Also in 2018, this time in São Luís do Maranhão, in northern Brazil, we engaged with quilombola, or maroon communities – originally communities of runaway slaves in the time of slavery, and which have persisted as a form of communalistic organization within certain Black communities ever since – where the struggle for Black memory is strongly connected to the struggle for land and the respect for diverse ways of living in the Amazon region, which is continuously being threatened by large-scale mining and logging companies. Maranhão’s encantaria – rooted in an unique array of Afro-Brazilian social and religious practices that permeate all forms of local resistance – is embodied in the centuries-old knowledge of ‘enchanted’ midwives, who are responsible for both physical and spiritual healing in these communities.
In 2021, a new iteration of the exhibition was made in Campinas, in northern São Paulo state, a region with rich farmland for coffee plantations and one of the last bastions to fully eradicate slavery, despite abolition in 1888. The profitable coffee economy made landowners continue the conditions of slave labor into the early 20th century, at the same time as masses of poor European laborers migrated to Brazil to substitute slave labor. Because of this, the memory of slavery in Campinas has suffered a process of historical effacement, which is today being reclaimed by the sizeable Afro-Brazilian population in the city. One of the forces fighting for historical reparations is the Casa de Cultura Fazenda Roseira and Comunidade Dito Jongo Ribeiro who in the past decade has created an important Black cultural and political movement to reclaim ancestral Afro-Brazilian cultural traditions in the region. As a collaborator in the project Fazenda Roseira has creted a series of cyanotypes of ritual and medicinal plants – an ancestral herbarium – cultivated in the old plantation house that houses the cultural institution, and shares that knowledge with exhibition visitors.
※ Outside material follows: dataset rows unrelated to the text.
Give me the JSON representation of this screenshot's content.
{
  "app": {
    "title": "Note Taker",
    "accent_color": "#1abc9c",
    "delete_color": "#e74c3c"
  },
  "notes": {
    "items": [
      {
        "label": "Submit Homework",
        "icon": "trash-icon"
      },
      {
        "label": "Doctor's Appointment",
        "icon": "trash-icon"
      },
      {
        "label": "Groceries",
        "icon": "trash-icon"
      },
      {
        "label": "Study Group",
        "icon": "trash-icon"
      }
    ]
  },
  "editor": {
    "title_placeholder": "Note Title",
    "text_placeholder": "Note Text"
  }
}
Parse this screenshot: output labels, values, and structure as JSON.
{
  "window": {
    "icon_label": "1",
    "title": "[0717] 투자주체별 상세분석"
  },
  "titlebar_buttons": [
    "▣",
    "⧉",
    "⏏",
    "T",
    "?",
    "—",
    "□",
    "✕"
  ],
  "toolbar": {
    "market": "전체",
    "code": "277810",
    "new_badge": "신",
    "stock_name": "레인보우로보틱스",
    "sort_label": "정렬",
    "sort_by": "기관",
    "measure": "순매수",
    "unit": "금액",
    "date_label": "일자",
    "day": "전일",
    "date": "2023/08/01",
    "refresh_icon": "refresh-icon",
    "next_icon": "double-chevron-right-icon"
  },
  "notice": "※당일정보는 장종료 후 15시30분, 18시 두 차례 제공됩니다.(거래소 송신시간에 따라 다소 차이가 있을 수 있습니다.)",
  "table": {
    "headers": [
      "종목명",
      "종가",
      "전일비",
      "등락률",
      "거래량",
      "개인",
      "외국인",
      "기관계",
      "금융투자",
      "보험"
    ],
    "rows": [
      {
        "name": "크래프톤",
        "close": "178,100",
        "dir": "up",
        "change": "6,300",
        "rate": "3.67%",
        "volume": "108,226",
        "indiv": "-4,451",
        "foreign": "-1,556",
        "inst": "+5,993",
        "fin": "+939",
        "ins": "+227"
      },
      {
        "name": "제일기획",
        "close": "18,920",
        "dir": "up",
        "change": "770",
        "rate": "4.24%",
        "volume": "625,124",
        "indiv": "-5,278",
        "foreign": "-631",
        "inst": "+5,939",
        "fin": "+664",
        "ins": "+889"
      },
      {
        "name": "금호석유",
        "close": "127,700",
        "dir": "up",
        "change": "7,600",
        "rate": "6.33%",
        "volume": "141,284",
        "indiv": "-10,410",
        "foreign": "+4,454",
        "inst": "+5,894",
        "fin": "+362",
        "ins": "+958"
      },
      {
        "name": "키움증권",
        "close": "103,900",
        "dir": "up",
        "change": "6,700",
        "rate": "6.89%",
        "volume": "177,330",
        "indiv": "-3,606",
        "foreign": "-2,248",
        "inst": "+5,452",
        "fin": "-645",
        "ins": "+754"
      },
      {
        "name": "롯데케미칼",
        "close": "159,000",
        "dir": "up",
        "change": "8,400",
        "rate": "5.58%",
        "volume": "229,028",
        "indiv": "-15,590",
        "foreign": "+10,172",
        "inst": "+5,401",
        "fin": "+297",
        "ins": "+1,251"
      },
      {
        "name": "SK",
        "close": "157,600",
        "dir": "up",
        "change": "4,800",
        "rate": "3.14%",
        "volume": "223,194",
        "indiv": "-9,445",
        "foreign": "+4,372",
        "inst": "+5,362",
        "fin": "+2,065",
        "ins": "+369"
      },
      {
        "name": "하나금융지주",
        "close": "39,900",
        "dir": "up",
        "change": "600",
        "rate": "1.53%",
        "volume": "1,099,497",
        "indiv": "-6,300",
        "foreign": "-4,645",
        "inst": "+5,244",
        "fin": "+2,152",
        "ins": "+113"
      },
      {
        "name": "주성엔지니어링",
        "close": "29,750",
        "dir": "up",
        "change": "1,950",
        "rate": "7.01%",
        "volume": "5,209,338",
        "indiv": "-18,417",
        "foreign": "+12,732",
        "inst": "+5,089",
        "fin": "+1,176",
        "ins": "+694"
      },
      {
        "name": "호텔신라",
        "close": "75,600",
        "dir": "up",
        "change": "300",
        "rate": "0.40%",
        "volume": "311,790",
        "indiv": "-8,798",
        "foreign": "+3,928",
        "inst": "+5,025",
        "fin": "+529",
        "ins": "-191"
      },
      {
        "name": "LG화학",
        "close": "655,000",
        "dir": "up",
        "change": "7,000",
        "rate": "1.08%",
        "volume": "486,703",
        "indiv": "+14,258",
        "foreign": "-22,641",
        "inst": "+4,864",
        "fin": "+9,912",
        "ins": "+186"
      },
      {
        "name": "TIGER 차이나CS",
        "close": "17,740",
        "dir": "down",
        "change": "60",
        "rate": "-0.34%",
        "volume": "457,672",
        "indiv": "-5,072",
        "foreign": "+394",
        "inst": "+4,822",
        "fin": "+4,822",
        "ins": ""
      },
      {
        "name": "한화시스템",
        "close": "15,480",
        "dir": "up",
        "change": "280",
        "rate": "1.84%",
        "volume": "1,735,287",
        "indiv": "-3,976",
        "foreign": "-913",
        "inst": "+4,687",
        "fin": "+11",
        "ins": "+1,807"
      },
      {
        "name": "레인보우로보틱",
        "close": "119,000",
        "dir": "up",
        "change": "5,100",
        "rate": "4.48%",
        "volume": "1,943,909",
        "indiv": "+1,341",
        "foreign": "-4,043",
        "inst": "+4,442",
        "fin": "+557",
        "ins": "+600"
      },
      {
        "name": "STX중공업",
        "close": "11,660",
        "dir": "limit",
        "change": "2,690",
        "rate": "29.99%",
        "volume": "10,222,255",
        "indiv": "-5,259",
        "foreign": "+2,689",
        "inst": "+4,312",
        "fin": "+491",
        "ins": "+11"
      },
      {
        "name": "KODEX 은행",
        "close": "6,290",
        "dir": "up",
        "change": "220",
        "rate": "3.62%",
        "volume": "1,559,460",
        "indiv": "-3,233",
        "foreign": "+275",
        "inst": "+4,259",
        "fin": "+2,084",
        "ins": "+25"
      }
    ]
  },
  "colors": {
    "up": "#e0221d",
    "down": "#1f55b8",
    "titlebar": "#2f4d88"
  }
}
Unknown to global audiences, Campinas also plays an important role in the invention of photography in the early 19th century. It was in this city, then known as Vila de São Carlos, that the French draftsman and inventor Hercule Florence (Nice, 1804- Campinas, 1879) settled after having served in the Langsdorff expedition whose goal was to map and document the fauna, flora, peoples and customs of Brazil. Working alongside a local apothecary, Florence invented one of the first ways of fixating images with light, and allegedly invented the term “photography” – writing with light. Florence’s application for a patent for his invention from the hinterlands of Brazil and arrived only too late in cosmopolitan Paris, moments after Daguerre had already patented his invention. Florence made numerous inventions during his long lifetime, but his work fell into obscurity until a foundation was set up by his descendants in the late 20th century. Since then, there is an annual photography festival in his honor, or which Mãe Preta is one of the participants in the 2021 edition. The use of syanotypes reminds of Florence’s early experiments and is a way of connecting two strands of forgotten histories – that of slavery and that of the dawn of photography, into one gesture.